New Zealand needs to step up the management of our response to the Covid-19 pandemic, which at times has verged on moronic.
Our bureaucrats and defence personnel have done a "so-so" job to step up the protections around our hermit kingdom. But it is a long way short of best practice.
Yesterday, Sir David Skegg — a renowned preventive medicine professor from Dunedin — said there was a high chance the country could go back up into level 2. This is off the back of warnings that transmission of the Covid-19 virus through the community remains a high risk.
It is also a risk at the border, where obviously the Kiwis returning to New Zealand must enter.
So too, for the Customs workers, hotel staff, bus drivers and others who must shepherd the returnees to their isolation hotels and look after them.
We've also had warnings from the Ministry of Health boss Dr Ashley Bloomfield to stock up on masks and learn how to apply them. Something he did not think necessary back in the early days of the pandemic when his then advice was, in my view, woefully ill-informed and frankly quite ignorant.
Then there is Health Minister Chris Hipkins, offering even more warnings that we have to be prepared to potentially move back from level 1 to level 2 in the event of a virus flare-up.
Why are these scare tactics occurring now? And not earlier?
The politicians kick off their election campaigns in earnest today.
The outgoing Government is issuing warnings aplenty.
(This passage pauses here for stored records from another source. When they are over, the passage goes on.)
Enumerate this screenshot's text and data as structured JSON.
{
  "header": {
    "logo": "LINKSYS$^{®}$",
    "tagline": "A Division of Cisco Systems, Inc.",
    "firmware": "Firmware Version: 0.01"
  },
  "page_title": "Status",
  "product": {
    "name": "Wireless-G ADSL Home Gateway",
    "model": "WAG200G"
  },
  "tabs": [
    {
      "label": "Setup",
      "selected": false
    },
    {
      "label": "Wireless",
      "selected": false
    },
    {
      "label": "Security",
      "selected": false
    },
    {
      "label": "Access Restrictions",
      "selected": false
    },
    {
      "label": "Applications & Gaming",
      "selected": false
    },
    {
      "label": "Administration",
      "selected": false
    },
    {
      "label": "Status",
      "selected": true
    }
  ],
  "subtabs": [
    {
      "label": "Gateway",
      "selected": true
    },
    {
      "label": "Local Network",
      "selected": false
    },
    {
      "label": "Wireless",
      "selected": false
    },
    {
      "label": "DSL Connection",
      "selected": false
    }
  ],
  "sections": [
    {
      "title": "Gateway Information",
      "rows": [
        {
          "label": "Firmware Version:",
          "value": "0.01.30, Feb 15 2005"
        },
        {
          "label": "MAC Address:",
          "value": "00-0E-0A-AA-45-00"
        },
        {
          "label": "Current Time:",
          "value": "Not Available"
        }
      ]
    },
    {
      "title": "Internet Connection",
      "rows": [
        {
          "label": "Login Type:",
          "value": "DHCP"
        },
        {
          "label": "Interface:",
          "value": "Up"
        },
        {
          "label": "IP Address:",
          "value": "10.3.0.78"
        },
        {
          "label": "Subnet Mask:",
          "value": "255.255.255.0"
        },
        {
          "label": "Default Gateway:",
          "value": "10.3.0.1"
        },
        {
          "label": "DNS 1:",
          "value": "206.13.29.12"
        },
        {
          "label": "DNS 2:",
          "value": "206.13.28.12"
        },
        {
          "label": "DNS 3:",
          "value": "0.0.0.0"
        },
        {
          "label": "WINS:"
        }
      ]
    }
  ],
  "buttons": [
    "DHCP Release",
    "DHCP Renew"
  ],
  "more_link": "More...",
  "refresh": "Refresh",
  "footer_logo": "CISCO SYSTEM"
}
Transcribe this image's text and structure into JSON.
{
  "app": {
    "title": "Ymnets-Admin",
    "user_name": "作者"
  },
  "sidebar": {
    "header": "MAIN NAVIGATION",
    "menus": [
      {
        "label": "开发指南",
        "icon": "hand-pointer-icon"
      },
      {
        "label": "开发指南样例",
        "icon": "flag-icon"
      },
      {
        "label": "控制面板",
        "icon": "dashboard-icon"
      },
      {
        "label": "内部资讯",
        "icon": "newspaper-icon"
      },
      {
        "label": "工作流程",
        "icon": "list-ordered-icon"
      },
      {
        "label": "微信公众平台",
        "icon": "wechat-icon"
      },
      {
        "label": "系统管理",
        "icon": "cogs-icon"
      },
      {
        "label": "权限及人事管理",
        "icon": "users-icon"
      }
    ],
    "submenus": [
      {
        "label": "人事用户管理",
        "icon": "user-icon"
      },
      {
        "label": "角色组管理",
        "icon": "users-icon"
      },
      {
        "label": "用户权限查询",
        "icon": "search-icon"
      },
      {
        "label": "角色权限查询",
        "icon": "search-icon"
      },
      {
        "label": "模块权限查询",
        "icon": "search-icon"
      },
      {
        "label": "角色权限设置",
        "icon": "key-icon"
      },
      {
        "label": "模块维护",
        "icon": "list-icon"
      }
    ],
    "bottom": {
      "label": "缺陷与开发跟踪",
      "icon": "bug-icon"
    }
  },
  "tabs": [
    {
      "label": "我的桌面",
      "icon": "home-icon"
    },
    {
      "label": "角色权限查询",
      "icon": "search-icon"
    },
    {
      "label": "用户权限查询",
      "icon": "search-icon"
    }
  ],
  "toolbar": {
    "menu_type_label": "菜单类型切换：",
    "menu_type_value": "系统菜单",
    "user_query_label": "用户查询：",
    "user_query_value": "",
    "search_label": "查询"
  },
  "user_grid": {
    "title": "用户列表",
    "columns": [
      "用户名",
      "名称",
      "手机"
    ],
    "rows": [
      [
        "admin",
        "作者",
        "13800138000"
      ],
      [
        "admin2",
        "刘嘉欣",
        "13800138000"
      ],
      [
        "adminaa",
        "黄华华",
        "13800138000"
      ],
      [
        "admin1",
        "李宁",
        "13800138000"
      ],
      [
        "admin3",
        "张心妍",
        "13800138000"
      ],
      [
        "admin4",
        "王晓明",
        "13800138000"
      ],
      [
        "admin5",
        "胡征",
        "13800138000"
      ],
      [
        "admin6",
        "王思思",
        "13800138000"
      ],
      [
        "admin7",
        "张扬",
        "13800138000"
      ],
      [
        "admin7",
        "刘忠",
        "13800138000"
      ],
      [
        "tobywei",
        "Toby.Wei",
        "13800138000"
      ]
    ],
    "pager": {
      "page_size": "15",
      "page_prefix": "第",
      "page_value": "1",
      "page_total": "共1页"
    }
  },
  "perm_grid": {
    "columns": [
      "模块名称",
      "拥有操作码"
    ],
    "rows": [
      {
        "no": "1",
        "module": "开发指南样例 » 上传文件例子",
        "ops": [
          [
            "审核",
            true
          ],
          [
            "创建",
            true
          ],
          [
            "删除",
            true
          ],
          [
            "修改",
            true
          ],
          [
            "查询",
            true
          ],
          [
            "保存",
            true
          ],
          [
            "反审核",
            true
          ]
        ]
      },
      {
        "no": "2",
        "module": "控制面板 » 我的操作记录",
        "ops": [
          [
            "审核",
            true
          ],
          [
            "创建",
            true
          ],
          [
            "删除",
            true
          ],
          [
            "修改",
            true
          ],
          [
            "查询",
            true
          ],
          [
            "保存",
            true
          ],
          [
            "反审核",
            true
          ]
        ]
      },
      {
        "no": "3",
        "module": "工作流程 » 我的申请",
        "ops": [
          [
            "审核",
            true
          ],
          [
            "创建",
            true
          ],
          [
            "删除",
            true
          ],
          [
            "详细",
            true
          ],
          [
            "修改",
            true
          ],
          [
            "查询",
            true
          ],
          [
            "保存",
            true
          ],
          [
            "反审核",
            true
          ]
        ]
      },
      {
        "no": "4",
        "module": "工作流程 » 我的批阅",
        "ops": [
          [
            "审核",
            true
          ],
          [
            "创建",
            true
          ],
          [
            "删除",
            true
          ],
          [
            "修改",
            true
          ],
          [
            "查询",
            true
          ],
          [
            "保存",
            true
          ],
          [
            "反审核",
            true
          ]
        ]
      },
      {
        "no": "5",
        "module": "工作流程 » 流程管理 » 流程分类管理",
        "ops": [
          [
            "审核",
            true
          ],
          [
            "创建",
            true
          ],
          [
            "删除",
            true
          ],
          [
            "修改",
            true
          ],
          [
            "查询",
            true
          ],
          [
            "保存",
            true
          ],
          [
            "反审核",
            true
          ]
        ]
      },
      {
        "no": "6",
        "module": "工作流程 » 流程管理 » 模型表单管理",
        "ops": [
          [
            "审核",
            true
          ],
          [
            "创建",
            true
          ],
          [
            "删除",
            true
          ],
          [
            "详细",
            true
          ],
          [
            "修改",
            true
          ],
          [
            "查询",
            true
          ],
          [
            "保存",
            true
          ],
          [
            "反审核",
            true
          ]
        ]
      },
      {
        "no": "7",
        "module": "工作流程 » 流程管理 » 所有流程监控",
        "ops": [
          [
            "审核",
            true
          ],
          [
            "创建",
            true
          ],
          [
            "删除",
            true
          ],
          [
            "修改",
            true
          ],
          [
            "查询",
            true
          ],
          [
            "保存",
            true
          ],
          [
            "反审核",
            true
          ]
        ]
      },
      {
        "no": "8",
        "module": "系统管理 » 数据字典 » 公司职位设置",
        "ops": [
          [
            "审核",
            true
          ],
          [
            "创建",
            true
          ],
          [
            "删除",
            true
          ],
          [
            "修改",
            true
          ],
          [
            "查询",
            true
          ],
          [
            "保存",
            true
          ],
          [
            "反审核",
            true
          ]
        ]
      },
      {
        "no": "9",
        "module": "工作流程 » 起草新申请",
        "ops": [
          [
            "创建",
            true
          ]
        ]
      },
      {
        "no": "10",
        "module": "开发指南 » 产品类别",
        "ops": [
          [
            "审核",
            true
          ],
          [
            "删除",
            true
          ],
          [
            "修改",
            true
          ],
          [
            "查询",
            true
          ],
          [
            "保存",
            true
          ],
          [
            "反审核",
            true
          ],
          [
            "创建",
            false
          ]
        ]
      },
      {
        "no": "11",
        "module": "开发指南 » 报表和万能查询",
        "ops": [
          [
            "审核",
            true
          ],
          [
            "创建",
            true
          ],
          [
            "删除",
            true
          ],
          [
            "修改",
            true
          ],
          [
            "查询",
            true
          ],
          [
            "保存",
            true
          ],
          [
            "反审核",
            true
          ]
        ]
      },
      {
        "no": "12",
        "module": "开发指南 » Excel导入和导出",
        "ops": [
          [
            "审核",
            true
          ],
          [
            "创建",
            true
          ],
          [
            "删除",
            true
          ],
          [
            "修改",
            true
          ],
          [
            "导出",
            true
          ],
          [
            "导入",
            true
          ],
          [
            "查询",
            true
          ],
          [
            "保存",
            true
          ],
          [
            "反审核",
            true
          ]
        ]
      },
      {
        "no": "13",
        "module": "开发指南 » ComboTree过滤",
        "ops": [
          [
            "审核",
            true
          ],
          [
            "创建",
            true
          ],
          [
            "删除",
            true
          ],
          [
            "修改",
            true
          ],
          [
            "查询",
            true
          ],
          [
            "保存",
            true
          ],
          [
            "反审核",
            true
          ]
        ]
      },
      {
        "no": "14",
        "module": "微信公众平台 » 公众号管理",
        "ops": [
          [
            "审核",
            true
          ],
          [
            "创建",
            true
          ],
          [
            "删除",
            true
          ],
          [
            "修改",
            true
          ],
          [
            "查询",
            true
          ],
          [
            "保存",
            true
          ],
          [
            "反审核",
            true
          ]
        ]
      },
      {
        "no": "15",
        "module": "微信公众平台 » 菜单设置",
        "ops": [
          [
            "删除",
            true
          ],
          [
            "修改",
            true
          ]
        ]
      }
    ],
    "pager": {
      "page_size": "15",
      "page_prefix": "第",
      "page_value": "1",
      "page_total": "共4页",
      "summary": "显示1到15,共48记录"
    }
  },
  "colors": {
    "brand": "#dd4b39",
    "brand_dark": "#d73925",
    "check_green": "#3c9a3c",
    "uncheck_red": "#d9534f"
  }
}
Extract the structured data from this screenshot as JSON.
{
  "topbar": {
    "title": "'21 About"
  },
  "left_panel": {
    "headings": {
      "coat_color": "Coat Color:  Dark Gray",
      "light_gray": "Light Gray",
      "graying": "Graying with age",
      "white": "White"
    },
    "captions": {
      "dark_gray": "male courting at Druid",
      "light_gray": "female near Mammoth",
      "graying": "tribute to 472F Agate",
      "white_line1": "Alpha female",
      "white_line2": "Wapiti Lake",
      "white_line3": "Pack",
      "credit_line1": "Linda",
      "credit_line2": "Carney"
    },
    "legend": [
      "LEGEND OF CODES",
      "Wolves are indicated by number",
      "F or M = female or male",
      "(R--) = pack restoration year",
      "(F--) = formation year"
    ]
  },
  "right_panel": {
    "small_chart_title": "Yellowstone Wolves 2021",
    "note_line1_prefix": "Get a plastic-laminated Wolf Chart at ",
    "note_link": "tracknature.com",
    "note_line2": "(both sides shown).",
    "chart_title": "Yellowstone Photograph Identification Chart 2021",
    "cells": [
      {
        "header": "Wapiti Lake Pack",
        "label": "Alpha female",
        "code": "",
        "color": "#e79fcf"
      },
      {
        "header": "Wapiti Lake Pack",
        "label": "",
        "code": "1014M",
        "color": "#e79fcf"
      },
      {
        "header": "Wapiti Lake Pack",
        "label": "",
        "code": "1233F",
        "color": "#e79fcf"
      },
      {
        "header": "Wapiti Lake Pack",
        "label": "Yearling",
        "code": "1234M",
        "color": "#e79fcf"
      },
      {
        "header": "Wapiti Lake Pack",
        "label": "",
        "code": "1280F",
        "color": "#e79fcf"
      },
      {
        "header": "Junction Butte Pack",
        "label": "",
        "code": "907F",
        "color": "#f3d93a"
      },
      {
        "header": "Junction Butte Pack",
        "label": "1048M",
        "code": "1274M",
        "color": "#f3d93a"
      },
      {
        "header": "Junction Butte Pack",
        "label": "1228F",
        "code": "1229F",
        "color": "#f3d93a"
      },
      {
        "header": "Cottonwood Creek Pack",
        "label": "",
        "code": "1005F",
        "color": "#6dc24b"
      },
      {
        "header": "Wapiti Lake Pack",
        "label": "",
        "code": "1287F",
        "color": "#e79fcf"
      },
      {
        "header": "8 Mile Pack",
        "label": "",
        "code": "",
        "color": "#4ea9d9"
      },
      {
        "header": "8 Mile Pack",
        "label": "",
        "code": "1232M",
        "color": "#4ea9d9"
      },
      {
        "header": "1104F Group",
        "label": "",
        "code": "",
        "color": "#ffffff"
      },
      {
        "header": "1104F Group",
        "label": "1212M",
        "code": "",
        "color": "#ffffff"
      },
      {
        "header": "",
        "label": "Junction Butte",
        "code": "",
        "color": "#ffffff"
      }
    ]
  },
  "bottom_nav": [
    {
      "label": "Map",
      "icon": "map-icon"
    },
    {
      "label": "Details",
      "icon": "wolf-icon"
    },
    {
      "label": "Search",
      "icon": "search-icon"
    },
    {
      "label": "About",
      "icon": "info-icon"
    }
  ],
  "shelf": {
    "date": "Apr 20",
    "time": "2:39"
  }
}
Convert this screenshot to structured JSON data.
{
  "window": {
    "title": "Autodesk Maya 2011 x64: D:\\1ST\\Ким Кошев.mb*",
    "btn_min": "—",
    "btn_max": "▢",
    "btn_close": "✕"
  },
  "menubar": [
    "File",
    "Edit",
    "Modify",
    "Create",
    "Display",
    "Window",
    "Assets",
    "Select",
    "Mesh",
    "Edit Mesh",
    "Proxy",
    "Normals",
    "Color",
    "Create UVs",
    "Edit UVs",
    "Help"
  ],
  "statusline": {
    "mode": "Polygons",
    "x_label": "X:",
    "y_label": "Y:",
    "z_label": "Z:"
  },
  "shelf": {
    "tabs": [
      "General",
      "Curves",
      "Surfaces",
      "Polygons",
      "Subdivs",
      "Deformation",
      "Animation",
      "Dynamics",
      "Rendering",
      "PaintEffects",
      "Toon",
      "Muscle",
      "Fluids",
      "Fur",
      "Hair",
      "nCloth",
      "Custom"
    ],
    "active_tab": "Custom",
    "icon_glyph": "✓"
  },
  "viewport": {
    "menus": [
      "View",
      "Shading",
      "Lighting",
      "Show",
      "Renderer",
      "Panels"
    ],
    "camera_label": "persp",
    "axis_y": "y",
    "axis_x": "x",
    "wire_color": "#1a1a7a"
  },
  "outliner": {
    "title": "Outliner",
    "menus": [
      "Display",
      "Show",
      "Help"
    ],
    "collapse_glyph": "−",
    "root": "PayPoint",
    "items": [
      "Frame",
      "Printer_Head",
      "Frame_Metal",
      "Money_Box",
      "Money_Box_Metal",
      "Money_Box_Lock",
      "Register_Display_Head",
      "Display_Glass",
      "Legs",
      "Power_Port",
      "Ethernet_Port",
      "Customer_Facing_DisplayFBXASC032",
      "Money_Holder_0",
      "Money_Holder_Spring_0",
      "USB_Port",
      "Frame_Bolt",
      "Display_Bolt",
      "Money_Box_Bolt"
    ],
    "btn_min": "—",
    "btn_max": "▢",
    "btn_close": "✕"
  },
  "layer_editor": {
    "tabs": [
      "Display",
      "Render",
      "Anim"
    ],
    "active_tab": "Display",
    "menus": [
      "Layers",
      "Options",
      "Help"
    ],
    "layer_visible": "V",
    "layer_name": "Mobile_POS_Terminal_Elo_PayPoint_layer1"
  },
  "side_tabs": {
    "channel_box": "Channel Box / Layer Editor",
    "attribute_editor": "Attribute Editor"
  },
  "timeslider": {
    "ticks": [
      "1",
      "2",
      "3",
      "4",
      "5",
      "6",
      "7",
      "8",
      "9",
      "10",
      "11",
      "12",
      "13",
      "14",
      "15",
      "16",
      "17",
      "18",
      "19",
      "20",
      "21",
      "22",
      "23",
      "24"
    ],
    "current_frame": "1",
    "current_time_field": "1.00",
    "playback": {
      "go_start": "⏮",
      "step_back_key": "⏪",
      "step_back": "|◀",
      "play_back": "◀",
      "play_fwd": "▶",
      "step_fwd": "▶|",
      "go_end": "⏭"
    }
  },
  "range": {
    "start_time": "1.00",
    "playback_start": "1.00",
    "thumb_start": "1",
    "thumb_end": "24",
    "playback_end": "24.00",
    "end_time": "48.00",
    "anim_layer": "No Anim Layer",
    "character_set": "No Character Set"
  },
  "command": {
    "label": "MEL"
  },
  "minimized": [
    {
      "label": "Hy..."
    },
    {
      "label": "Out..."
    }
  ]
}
But what have they really done to avert another flare-up — seriously?
Where is the investment in New Zealand's version of the Centres for Disease Control and Prevention (CDC) that the US has? The CDC has been pushed to one side by the US President during this crisis. But irrespective of Donald Trump's blundering, the institution lives and will come into play again in the future.
China also has an equivalent institution whose boss warned months ago that mask use was mandatory to protect citizens from virus transmission in pandemic times.
But even when those warnings were issued, the Ministry of Health — and Bloomfield — downplayed their efficacy. Frankly, this is more than dumb.
Earlier this week I interviewed former Prime Minister Helen Clark and former Prime Minister Sir John Key.
Both were of the view that New Zealand needed to invest in world-class border facilities, not only to quarantine returning Kiwis but also to allow New Zealand companies (at their cost) to bring in critical personnel across the border. Then quarantine them professionally so that business operations could be underpinned here. There are many businesses that are facing having to cut even more jobs if this does not occur.
Both Clark and Key were adamant that New Zealand needed to take measures to protect the export education sector and to a lesser extent tourism in the long-term interests of the New Zealand economy.
Clark also supported the need for an inquiry into this country's preparedness for dealing with the coronavirus pandemic.
It would look at how New Zealand did deal with it and any lessons for handling future pandemics.
There have been other urgent suggestions, including from Rob Fyfe who is the prime minister's business liaison for the pandemic. These include investing in an operational hub in Wellington to deal with the pandemic, appropriate testing and tracing.
This has yet to occur.
Until this Government — or the one that is elected after September 19 — backs the warnings with full-on investment in what really matters, the country remains at risk.